━━ Data to examine
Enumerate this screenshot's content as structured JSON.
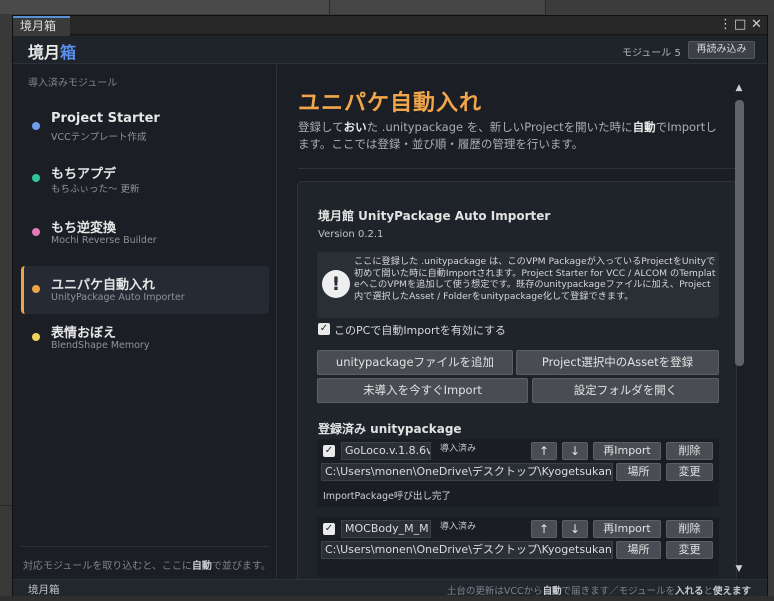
{
  "window": {
    "tab_label": "境月箱",
    "brand_main": "境月",
    "brand_accent": "箱",
    "module_count": "モジュール 5",
    "reload_button": "再読み込み"
  },
  "sidebar": {
    "heading": "導入済みモジュール",
    "items": [
      {
        "title": "Project Starter",
        "subtitle": "VCCテンプレート作成",
        "dot_color": "#6e9df0"
      },
      {
        "title": "もちアプデ",
        "subtitle": "もちふぃった〜 更新",
        "dot_color": "#2fc79a"
      },
      {
        "title": "もち逆変換",
        "subtitle": "Mochi Reverse Builder",
        "dot_color": "#e47bb6"
      },
      {
        "title": "ユニパケ自動入れ",
        "subtitle": "UnityPackage Auto Importer",
        "dot_color": "#f0a445"
      },
      {
        "title": "表情おぼえ",
        "subtitle": "BlendShape Memory",
        "dot_color": "#f2d35a"
      }
    ],
    "footer_pre": "対応モジュールを取り込むと、ここに",
    "footer_bold": "自動",
    "footer_post": "で並びます。"
  },
  "main": {
    "title": "ユニパケ自動入れ",
    "desc_1": "登録して",
    "desc_2": "おい",
    "desc_3": "た .unitypackage を、新しいProjectを開いた時に",
    "desc_4": "自動",
    "desc_5": "でImportします。ここでは登録・並び順・履歴の管理を行います。",
    "card": {
      "title": "境月館 UnityPackage Auto Importer",
      "version": "Version 0.2.1",
      "info_icon": "exclamation-icon",
      "info_text": "ここに登録した .unitypackage は、このVPM Packageが入っているProjectをUnityで初めて開いた時に自動Importされます。Project Starter for VCC / ALCOM のTemplateへこのVPMを追加して使う想定です。既存のunitypackageファイルに加え、Project内で選択したAsset / Folderをunitypackage化して登録できます。",
      "auto_import_label": "このPCで自動Importを有効にする",
      "auto_import_checked": true,
      "btn_add_file": "unitypackageファイルを追加",
      "btn_register_asset": "Project選択中のAssetを登録",
      "btn_import_now": "未導入を今すぐImport",
      "btn_open_folder": "設定フォルダを開く",
      "section_title": "登録済み unitypackage",
      "packages": [
        {
          "name": "GoLoco.v.1.8.6v",
          "checked": true,
          "badge": "導入済み",
          "up": "↑",
          "down": "↓",
          "reimport": "再Import",
          "delete": "削除",
          "path": "C:\\Users\\monen\\OneDrive\\デスクトップ\\Kyogetsukan_",
          "locate": "場所",
          "change": "変更",
          "status": "ImportPackage呼び出し完了"
        },
        {
          "name": "MOCBody_M_M",
          "checked": true,
          "badge": "導入済み",
          "up": "↑",
          "down": "↓",
          "reimport": "再Import",
          "delete": "削除",
          "path": "C:\\Users\\monen\\OneDrive\\デスクトップ\\Kyogetsukan_",
          "locate": "場所",
          "change": "変更"
        }
      ]
    }
  },
  "statusbar": {
    "left": "境月箱",
    "right_1": "土台の更新はVCCから",
    "right_2": "自動",
    "right_3": "で届きます／モジュールを",
    "right_4": "入れる",
    "right_5": "と",
    "right_6": "使えます"
  },
  "icons": {
    "menu": "⋮",
    "maximize": "□",
    "close": "✕",
    "scroll_up": "▲",
    "scroll_down": "▼",
    "check": "✓"
  },
  "colors": {
    "accent_orange": "#f2a64a",
    "accent_blue": "#5b8ff0"
  }
}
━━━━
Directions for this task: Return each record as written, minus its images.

Solved exercise:
Enumerate this screenshot's content as structured JSON.
{
  "window": {
    "tab_label": "境月箱",
    "brand_main": "境月",
    "brand_accent": "箱",
    "module_count": "モジュール 5",
    "reload_button": "再読み込み"
  },
  "sidebar": {
    "heading": "導入済みモジュール",
    "items": [
      {
        "title": "Project Starter",
        "subtitle": "VCCテンプレート作成",
        "dot_color": "#6e9df0"
      },
      {
        "title": "もちアプデ",
        "subtitle": "もちふぃった〜 更新",
        "dot_color": "#2fc79a"
      },
      {
        "title": "もち逆変換",
        "subtitle": "Mochi Reverse Builder",
        "dot_color": "#e47bb6"
      },
      {
        "title": "ユニパケ自動入れ",
        "subtitle": "UnityPackage Auto Importer",
        "dot_color": "#f0a445"
      },
      {
        "title": "表情おぼえ",
        "subtitle": "BlendShape Memory",
        "dot_color": "#f2d35a"
      }
    ],
    "footer_pre": "対応モジュールを取り込むと、ここに",
    "footer_bold": "自動",
    "footer_post": "で並びます。"
  },
  "main": {
    "title": "ユニパケ自動入れ",
    "desc_1": "登録して",
    "desc_2": "おい",
    "desc_3": "た .unitypackage を、新しいProjectを開いた時に",
    "desc_4": "自動",
    "desc_5": "でImportします。ここでは登録・並び順・履歴の管理を行います。",
    "card": {
      "title": "境月館 UnityPackage Auto Importer",
      "version": "Version 0.2.1",
      "info_icon": "exclamation-icon",
      "info_text": "ここに登録した .unitypackage は、このVPM Packageが入っているProjectをUnityで初めて開いた時に自動Importされます。Project Starter for VCC / ALCOM のTemplateへこのVPMを追加して使う想定です。既存のunitypackageファイルに加え、Project内で選択したAsset / Folderをunitypackage化して登録できます。",
      "auto_import_label": "このPCで自動Importを有効にする",
      "auto_import_checked": true,
      "btn_add_file": "unitypackageファイルを追加",
      "btn_register_asset": "Project選択中のAssetを登録",
      "btn_import_now": "未導入を今すぐImport",
      "btn_open_folder": "設定フォルダを開く",
      "section_title": "登録済み unitypackage",
      "packages": [
        {
          "name": "GoLoco.v.1.8.6v",
          "checked": true,
          "badge": "導入済み",
          "up": "↑",
          "down": "↓",
          "reimport": "再Import",
          "delete": "削除",
          "path": "C:\\Users\\monen\\OneDrive\\デスクトップ\\Kyogetsukan_",
          "locate": "場所",
          "change": "変更",
          "status": "ImportPackage呼び出し完了"
        },
        {
          "name": "MOCBody_M_M",
          "checked": true,
          "badge": "導入済み",
          "up": "↑",
          "down": "↓",
          "reimport": "再Import",
          "delete": "削除",
          "path": "C:\\Users\\monen\\OneDrive\\デスクトップ\\Kyogetsukan_",
          "locate": "場所",
          "change": "変更"
        }
      ]
    }
  },
  "statusbar": {
    "left": "境月箱",
    "right_1": "土台の更新はVCCから",
    "right_2": "自動",
    "right_3": "で届きます／モジュールを",
    "right_4": "入れる",
    "right_5": "と",
    "right_6": "使えます"
  },
  "icons": {
    "menu": "⋮",
    "maximize": "□",
    "close": "✕",
    "scroll_up": "▲",
    "scroll_down": "▼",
    "check": "✓"
  },
  "colors": {
    "accent_orange": "#f2a64a",
    "accent_blue": "#5b8ff0"
  }
}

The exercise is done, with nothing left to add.